The interface map and correlation of functions empowers developers with the capability to create scenarios that the system will operate and understand the possible threats that can emerge from these scenarios (e.g. if system lose specific input).

Figure 3 – Your system and the interfaces consideration

After this initial analysis, you have a list of your system functions (it shall comply), you have a map of your systems interfaces and you have concepts of operation (or scenarios) for your system (e.g. normal operation, power interruption). With these information, and considering the security aspects you are able to conduct a preliminary security assessment; anticipating cases or flaws prior to implementation or deploy, reducing future fixes (costly).

Figure 4 – Committed life cycle cost against time

During the conceptual phase analysis, you design the system in a high abstraction level allowing early analysis and deriving requirements and constraints that your system requires (e.g. input values – string with X characters – avoiding buffer overflows).

After, it is possible to proceed to the next phase, implementation, where the “code” is developed considering these requirements and constraints raised during conceptual phase that complements the initial objectives.
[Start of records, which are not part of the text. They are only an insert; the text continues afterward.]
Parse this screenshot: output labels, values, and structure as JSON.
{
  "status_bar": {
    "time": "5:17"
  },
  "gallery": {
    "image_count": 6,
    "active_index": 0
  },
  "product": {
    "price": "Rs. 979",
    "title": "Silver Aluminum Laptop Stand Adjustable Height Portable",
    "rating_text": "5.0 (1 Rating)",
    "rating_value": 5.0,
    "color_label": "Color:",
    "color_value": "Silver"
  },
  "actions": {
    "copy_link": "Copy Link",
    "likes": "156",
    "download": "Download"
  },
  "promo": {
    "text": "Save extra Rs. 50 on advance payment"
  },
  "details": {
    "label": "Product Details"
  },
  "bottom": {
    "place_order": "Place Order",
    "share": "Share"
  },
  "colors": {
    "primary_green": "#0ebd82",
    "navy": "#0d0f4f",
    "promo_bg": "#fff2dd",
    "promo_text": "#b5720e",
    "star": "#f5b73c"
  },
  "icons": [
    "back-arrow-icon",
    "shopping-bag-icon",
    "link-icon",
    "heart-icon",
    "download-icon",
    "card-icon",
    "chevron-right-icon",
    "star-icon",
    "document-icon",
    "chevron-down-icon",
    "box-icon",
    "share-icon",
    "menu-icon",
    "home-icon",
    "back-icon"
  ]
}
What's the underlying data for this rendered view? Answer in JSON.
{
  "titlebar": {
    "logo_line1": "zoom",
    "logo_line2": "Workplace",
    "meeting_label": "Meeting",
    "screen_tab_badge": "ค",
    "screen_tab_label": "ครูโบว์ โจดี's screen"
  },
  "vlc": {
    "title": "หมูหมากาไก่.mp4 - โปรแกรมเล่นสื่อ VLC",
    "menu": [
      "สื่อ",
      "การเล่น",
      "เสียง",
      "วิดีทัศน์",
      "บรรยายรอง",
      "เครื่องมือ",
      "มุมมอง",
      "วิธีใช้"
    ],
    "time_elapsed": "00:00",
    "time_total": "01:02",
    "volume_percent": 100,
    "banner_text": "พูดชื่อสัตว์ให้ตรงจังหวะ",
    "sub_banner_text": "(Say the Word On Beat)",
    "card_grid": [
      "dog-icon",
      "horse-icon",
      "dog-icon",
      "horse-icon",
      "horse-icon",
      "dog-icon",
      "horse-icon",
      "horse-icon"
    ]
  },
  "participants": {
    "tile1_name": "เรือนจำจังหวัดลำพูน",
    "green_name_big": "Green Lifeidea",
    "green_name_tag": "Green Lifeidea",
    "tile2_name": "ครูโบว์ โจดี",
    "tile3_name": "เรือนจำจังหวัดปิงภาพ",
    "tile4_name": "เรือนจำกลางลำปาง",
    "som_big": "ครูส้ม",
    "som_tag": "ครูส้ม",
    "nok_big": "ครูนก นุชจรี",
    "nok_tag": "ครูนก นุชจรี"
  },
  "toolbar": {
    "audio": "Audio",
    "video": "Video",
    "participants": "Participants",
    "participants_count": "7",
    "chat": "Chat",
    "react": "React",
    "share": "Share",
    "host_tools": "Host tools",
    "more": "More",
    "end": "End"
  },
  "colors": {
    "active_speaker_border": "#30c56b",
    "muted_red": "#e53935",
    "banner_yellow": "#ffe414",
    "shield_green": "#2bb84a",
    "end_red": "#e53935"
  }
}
This approach can also be called as Requirements Driven, although this term is very common during software development environment, in general, it is not regarding the entire lifecycle or as proposed during a conceptual analysis in a higher abstraction layer.

An interesting case about architectural security is related to Redis (read more at


There are problems related to security that cannot be classified as an implementation issue (e.g. flaws) but a bad requirement specification or lack of it, like environment and operational considerations/analysis. Therefore, it could be anticipated with a conceptual phase analysis, which would lead to the development of a more resilient architecture.

This is a simple view of the importance that must be given to a conceptual phase and consequently requirements definitions when developing a system or implementing a code. I hope that this post may be useful to open your mind and if you have, some questions contact us to clarify the concepts and the perspective about this subject.